EXERCISE REQUIREMENTS: Each record below has to be printed verbatim.
SUPPLIED ENTRIES Start Marker
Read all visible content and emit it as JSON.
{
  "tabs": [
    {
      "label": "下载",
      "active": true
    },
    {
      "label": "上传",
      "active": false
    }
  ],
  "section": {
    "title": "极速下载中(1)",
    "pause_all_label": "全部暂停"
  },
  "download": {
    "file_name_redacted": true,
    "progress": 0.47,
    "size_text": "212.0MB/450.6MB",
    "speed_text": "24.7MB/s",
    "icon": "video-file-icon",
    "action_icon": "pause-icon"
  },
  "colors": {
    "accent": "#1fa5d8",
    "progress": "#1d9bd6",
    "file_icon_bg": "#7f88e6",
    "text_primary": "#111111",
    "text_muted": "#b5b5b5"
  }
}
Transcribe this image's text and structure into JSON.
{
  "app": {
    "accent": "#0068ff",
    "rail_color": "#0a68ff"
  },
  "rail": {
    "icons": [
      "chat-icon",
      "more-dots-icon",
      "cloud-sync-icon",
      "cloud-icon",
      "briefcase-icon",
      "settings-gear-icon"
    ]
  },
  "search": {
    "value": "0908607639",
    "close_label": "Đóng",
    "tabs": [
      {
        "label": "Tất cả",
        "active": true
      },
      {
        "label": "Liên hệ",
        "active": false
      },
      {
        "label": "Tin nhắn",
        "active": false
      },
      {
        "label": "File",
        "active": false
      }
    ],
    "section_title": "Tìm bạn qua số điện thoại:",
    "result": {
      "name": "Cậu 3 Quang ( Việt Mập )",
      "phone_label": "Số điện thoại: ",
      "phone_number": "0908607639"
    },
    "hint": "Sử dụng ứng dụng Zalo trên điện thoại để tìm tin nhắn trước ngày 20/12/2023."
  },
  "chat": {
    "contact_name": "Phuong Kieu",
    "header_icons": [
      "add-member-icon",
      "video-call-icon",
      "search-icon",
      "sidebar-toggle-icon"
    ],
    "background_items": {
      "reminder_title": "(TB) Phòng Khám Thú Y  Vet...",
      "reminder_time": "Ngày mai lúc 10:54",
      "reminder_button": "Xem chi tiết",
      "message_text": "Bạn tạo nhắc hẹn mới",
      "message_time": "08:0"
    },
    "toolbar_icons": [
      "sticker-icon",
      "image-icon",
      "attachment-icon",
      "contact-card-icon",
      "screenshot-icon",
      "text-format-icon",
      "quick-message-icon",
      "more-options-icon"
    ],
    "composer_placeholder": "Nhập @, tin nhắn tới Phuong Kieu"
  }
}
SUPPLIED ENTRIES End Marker
ANSWER TO THIS EXERCISE:
Read all visible content and emit it as JSON.
{
  "tabs": [
    {
      "label": "下载",
      "active": true
    },
    {
      "label": "上传",
      "active": false
    }
  ],
  "section": {
    "title": "极速下载中(1)",
    "pause_all_label": "全部暂停"
  },
  "download": {
    "file_name_redacted": true,
    "progress": 0.47,
    "size_text": "212.0MB/450.6MB",
    "speed_text": "24.7MB/s",
    "icon": "video-file-icon",
    "action_icon": "pause-icon"
  },
  "colors": {
    "accent": "#1fa5d8",
    "progress": "#1d9bd6",
    "file_icon_bg": "#7f88e6",
    "text_primary": "#111111",
    "text_muted": "#b5b5b5"
  }
}
Transcribe this image's text and structure into JSON.
{
  "app": {
    "accent": "#0068ff",
    "rail_color": "#0a68ff"
  },
  "rail": {
    "icons": [
      "chat-icon",
      "more-dots-icon",
      "cloud-sync-icon",
      "cloud-icon",
      "briefcase-icon",
      "settings-gear-icon"
    ]
  },
  "search": {
    "value": "0908607639",
    "close_label": "Đóng",
    "tabs": [
      {
        "label": "Tất cả",
        "active": true
      },
      {
        "label": "Liên hệ",
        "active": false
      },
      {
        "label": "Tin nhắn",
        "active": false
      },
      {
        "label": "File",
        "active": false
      }
    ],
    "section_title": "Tìm bạn qua số điện thoại:",
    "result": {
      "name": "Cậu 3 Quang ( Việt Mập )",
      "phone_label": "Số điện thoại: ",
      "phone_number": "0908607639"
    },
    "hint": "Sử dụng ứng dụng Zalo trên điện thoại để tìm tin nhắn trước ngày 20/12/2023."
  },
  "chat": {
    "contact_name": "Phuong Kieu",
    "header_icons": [
      "add-member-icon",
      "video-call-icon",
      "search-icon",
      "sidebar-toggle-icon"
    ],
    "background_items": {
      "reminder_title": "(TB) Phòng Khám Thú Y  Vet...",
      "reminder_time": "Ngày mai lúc 10:54",
      "reminder_button": "Xem chi tiết",
      "message_text": "Bạn tạo nhắc hẹn mới",
      "message_time": "08:0"
    },
    "toolbar_icons": [
      "sticker-icon",
      "image-icon",
      "attachment-icon",
      "contact-card-icon",
      "screenshot-icon",
      "text-format-icon",
      "quick-message-icon",
      "more-options-icon"
    ],
    "composer_placeholder": "Nhập @, tin nhắn tới Phuong Kieu"
  }
}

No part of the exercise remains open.